Tofu and scallion (amount arbitrary).
The above seasoning is best for eating fish for sake but for eating it with rice, you may want to season it a bit more strongly (more soy sauce and sugar depending on your taste).
I scored the skin (in a cross cut) to prevent the skin from breaking during cooking and to allow better penetration of the flavor (#2).
1. I placed all the ingredients of the cooking broth in a frying pan.
2. As soon as the sugar melted, I put in the fish (#2). Covered it loosely with aluminum foil (or “otoshibuta” 落としぶた) and let it come to a boil and immediately turned down the flame to simmer (#3). I continued cooking them for 30 minutes, occasionally spooning the broth over the fish (but not turning the fish over to avoid any breakage) (#4). (I stopped at this step several hours before serving. I kept it covered. I reheated and proceed cooking tofu and scallion just before serving).
3. I removed the fish to serving plates and kept them warm.
4. I turned up the flame and reduced the cooking broth a bit further and added cubes of tofu and scallion (white parts first and then green parts) and cooked them for several minutes. I turned the tofu few times).
I served the fish with tofu and scallion and poured the reduced cooking broth over the fish. On a second look, I should have taken the pictures without the sauce. In any case, we both enjoyed the fish. Since they were small red snappers, there were lots of bones and required some jedi chop stick action which my wife is better at than I am when it comes to eating fish. She donated the fish eye balls of her fish to me. (Such offerings are the cementing foundation of a good relationship!) Just for the record, I do not eat the eye balls themselves just the gelatinous stuff behind the eyes.

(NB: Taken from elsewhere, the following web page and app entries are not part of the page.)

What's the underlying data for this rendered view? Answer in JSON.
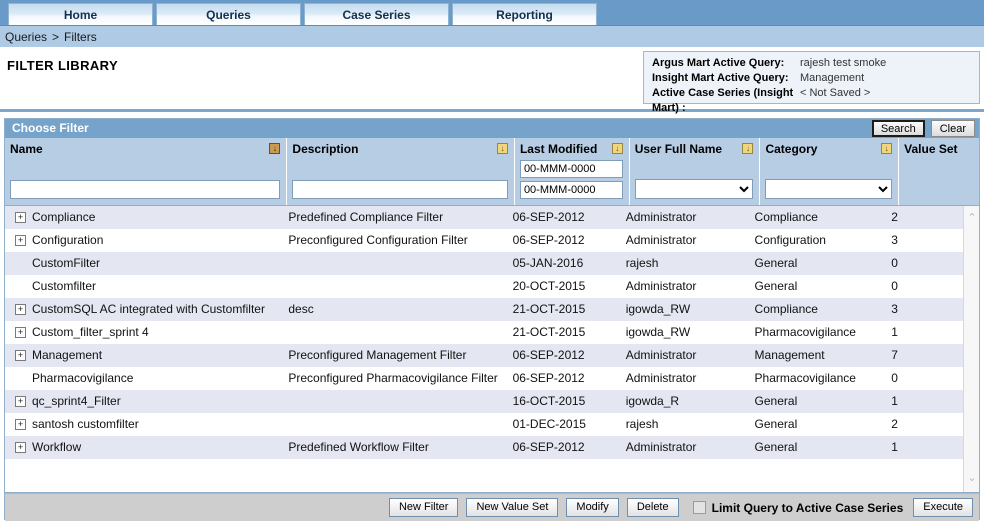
{
  "nav": {
    "tabs": [
      {
        "label": "Home"
      },
      {
        "label": "Queries"
      },
      {
        "label": "Case Series"
      },
      {
        "label": "Reporting"
      }
    ]
  },
  "breadcrumb": {
    "parent": "Queries",
    "separator": ">",
    "current": "Filters"
  },
  "page": {
    "title": "FILTER LIBRARY"
  },
  "info_box": {
    "rows": [
      {
        "label": "Argus Mart Active Query:",
        "value": "rajesh test smoke"
      },
      {
        "label": "Insight Mart Active Query:",
        "value": "Management"
      },
      {
        "label": "Active Case Series (Insight Mart) :",
        "value": "< Not Saved >"
      }
    ]
  },
  "panel": {
    "header": "Choose Filter",
    "search_label": "Search",
    "clear_label": "Clear"
  },
  "columns": [
    {
      "key": "name",
      "label": "Name",
      "sort_icon": "sort-down-icon",
      "sort_active": true
    },
    {
      "key": "description",
      "label": "Description",
      "sort_icon": "sort-down-icon",
      "sort_active": false
    },
    {
      "key": "last_modified",
      "label": "Last Modified",
      "sort_icon": "sort-down-icon",
      "sort_active": false
    },
    {
      "key": "user_full_name",
      "label": "User Full Name",
      "sort_icon": "sort-down-icon",
      "sort_active": false
    },
    {
      "key": "category",
      "label": "Category",
      "sort_icon": "sort-down-icon",
      "sort_active": false
    },
    {
      "key": "value_set",
      "label": "Value Set",
      "sort_icon": null,
      "sort_active": false
    }
  ],
  "filters": {
    "name_value": "",
    "description_value": "",
    "date_from_value": "00-MMM-0000",
    "date_to_value": "00-MMM-0000",
    "user_full_name_selected": "",
    "category_selected": ""
  },
  "rows": [
    {
      "expandable": true,
      "name": "Compliance",
      "description": "Predefined Compliance Filter",
      "last_modified": "06-SEP-2012",
      "user_full_name": "Administrator",
      "category": "Compliance",
      "value_set": "2"
    },
    {
      "expandable": true,
      "name": "Configuration",
      "description": "Preconfigured Configuration Filter",
      "last_modified": "06-SEP-2012",
      "user_full_name": "Administrator",
      "category": "Configuration",
      "value_set": "3"
    },
    {
      "expandable": false,
      "name": "CustomFilter",
      "description": "",
      "last_modified": "05-JAN-2016",
      "user_full_name": "rajesh",
      "category": "General",
      "value_set": "0"
    },
    {
      "expandable": false,
      "name": "Customfilter",
      "description": "",
      "last_modified": "20-OCT-2015",
      "user_full_name": "Administrator",
      "category": "General",
      "value_set": "0"
    },
    {
      "expandable": true,
      "name": "CustomSQL AC integrated with Customfilter",
      "description": "desc",
      "last_modified": "21-OCT-2015",
      "user_full_name": "igowda_RW",
      "category": "Compliance",
      "value_set": "3"
    },
    {
      "expandable": true,
      "name": "Custom_filter_sprint 4",
      "description": "",
      "last_modified": "21-OCT-2015",
      "user_full_name": "igowda_RW",
      "category": "Pharmacovigilance",
      "value_set": "1"
    },
    {
      "expandable": true,
      "name": "Management",
      "description": "Preconfigured Management Filter",
      "last_modified": "06-SEP-2012",
      "user_full_name": "Administrator",
      "category": "Management",
      "value_set": "7"
    },
    {
      "expandable": false,
      "name": "Pharmacovigilance",
      "description": "Preconfigured Pharmacovigilance Filter",
      "last_modified": "06-SEP-2012",
      "user_full_name": "Administrator",
      "category": "Pharmacovigilance",
      "value_set": "0"
    },
    {
      "expandable": true,
      "name": "qc_sprint4_Filter",
      "description": "",
      "last_modified": "16-OCT-2015",
      "user_full_name": "igowda_R",
      "category": "General",
      "value_set": "1"
    },
    {
      "expandable": true,
      "name": "santosh customfilter",
      "description": "",
      "last_modified": "01-DEC-2015",
      "user_full_name": "rajesh",
      "category": "General",
      "value_set": "2"
    },
    {
      "expandable": true,
      "name": "Workflow",
      "description": "Predefined Workflow Filter",
      "last_modified": "06-SEP-2012",
      "user_full_name": "Administrator",
      "category": "General",
      "value_set": "1"
    }
  ],
  "toolbar": {
    "new_filter": "New Filter",
    "new_value_set": "New Value Set",
    "modify": "Modify",
    "delete": "Delete",
    "limit_checkbox_label": "Limit Query to Active Case Series",
    "limit_checkbox_checked": false,
    "execute": "Execute"
  },
  "icons": {
    "expander_plus": "+",
    "sort_down": "↓",
    "scroll_up": "⌃",
    "scroll_down": "⌄"
  },
  "colors": {
    "nav_bg": "#6a9bc8",
    "breadcrumb_bg": "#aecae5",
    "panel_header_bg": "#76a3ca",
    "column_header_bg": "#b6cde4",
    "row_alt_bg": "#e4e7f2",
    "toolbar_bg": "#cecece"
  }
}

Although the fish were rather small it had lots of meat and we were getting filled up. We turned on the flood lights and went into night time cherry blossom gazing or “yozakura kenbutsu” 夜桜見物.